What to do: If a line includes the word "places", it belongs in the count; state the total for the data below and add nothing.

-- Excerpted records follows --

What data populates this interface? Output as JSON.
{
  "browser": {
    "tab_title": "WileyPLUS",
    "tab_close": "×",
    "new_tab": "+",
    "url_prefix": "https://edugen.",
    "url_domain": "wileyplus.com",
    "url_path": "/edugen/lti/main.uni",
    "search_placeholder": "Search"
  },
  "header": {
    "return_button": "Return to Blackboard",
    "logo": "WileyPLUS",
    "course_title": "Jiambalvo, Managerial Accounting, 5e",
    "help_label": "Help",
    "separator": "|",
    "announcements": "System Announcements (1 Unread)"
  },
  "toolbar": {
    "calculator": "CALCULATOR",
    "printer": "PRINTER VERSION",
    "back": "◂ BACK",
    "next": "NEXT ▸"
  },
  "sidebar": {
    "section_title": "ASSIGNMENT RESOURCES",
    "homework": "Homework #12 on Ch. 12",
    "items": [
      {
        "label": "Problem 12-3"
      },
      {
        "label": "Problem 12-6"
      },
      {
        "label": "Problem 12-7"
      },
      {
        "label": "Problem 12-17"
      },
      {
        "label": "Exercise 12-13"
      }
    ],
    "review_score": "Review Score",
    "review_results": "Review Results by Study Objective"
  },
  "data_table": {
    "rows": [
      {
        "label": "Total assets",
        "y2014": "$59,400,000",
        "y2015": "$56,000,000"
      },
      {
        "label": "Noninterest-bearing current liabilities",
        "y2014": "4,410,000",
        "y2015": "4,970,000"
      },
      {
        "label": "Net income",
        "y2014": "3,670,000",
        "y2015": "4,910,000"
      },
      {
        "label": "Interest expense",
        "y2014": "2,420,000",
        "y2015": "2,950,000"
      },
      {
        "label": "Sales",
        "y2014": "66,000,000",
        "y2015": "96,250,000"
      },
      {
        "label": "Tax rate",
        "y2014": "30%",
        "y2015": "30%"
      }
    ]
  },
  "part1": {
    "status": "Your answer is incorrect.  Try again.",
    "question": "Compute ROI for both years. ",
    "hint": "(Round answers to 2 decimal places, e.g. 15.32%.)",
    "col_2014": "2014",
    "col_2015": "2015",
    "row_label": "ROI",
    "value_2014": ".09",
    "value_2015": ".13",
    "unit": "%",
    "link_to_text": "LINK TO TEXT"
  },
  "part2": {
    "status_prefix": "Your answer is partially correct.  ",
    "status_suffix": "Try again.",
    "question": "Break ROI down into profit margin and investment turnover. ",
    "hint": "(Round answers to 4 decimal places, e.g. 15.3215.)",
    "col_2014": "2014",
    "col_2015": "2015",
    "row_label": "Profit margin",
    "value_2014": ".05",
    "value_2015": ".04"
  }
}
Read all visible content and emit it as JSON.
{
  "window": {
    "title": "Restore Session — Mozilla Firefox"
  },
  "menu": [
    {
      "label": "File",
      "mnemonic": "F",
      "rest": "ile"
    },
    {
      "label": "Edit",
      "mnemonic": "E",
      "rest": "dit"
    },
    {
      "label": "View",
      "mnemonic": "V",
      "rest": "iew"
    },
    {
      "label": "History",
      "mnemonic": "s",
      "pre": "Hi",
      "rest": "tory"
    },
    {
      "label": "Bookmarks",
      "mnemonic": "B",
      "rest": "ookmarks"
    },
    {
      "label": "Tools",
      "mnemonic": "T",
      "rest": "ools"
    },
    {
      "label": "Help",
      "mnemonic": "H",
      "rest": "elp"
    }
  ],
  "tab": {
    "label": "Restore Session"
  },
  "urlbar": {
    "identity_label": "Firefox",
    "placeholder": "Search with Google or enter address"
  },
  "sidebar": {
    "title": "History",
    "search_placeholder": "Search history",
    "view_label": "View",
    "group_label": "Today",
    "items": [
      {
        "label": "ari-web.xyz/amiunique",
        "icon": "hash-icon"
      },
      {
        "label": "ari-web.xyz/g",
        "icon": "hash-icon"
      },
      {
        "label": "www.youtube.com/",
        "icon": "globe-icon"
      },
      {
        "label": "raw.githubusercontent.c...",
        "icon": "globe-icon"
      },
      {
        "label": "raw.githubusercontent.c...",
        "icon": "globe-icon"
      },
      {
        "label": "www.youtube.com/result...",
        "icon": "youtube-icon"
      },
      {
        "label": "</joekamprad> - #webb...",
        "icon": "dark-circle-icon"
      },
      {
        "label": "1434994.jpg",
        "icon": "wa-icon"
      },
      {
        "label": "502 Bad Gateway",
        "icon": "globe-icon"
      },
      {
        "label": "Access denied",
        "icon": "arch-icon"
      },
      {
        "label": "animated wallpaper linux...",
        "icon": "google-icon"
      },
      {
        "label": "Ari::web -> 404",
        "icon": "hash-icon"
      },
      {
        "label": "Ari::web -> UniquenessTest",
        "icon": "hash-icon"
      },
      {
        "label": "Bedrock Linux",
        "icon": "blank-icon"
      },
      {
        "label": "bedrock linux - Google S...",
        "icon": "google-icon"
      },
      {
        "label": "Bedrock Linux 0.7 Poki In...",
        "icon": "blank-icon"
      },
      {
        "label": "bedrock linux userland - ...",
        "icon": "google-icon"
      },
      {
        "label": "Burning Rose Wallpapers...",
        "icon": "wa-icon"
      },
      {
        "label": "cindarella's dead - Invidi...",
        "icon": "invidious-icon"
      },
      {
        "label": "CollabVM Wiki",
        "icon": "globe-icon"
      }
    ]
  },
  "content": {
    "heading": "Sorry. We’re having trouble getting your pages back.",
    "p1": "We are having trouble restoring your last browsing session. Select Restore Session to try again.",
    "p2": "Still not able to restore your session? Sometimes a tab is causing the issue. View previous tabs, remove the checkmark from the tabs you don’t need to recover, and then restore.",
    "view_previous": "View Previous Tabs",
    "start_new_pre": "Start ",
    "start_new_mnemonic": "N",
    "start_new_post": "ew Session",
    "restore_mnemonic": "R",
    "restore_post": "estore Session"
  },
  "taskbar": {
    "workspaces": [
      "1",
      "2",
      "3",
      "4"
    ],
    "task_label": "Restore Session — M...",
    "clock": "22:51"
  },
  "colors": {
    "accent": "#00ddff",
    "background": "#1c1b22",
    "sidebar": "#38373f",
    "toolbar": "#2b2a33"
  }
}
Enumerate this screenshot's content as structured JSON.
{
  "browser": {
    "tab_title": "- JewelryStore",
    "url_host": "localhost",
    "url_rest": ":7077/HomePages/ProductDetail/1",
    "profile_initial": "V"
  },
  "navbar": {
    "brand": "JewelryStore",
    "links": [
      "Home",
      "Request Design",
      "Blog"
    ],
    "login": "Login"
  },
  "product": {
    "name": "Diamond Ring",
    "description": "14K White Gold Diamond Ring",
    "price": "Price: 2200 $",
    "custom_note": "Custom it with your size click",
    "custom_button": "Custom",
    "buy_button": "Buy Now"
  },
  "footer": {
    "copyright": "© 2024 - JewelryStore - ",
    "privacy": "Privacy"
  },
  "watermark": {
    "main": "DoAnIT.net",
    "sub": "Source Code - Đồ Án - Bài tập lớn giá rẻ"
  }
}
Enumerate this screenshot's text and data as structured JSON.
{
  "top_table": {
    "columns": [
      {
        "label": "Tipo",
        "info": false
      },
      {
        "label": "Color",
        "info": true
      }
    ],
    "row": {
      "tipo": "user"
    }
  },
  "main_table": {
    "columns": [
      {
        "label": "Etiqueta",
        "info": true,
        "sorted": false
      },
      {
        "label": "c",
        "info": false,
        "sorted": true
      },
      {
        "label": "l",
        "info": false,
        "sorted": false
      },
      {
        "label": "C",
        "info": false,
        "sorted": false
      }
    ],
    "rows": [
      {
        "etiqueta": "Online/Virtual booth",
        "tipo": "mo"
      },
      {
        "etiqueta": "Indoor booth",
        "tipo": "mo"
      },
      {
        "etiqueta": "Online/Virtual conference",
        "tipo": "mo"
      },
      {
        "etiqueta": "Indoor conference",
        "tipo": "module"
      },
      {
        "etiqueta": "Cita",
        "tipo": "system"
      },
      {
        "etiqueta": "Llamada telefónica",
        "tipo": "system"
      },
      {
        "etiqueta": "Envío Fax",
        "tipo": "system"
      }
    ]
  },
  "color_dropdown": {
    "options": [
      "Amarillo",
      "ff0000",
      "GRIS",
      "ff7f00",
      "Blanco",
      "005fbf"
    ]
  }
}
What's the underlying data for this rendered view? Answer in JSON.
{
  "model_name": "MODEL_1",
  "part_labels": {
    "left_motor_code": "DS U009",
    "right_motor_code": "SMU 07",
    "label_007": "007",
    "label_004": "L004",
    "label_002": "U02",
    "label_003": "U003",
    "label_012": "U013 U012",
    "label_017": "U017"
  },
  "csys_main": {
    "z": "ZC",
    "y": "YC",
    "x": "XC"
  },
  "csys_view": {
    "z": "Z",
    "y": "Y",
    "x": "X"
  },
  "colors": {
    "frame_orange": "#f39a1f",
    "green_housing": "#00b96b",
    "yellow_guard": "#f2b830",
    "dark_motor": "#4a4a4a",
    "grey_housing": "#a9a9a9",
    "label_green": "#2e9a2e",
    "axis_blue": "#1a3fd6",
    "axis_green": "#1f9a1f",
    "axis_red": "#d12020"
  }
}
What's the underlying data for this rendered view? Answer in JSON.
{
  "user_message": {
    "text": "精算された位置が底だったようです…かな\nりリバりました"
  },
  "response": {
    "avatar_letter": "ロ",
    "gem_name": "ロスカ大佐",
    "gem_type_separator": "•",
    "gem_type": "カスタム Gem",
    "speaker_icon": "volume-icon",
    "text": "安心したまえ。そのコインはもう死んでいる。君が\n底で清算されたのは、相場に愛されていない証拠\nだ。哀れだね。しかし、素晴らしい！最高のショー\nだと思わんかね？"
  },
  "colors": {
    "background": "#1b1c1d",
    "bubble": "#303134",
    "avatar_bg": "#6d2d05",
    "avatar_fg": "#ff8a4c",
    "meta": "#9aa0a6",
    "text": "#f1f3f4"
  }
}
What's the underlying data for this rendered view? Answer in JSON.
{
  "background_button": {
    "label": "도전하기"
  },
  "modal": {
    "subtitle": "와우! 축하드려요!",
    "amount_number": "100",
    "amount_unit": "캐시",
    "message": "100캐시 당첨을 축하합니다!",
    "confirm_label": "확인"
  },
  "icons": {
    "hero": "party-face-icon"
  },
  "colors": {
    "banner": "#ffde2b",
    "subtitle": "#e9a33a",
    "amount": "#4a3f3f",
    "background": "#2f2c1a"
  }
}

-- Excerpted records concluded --

Written reply: 2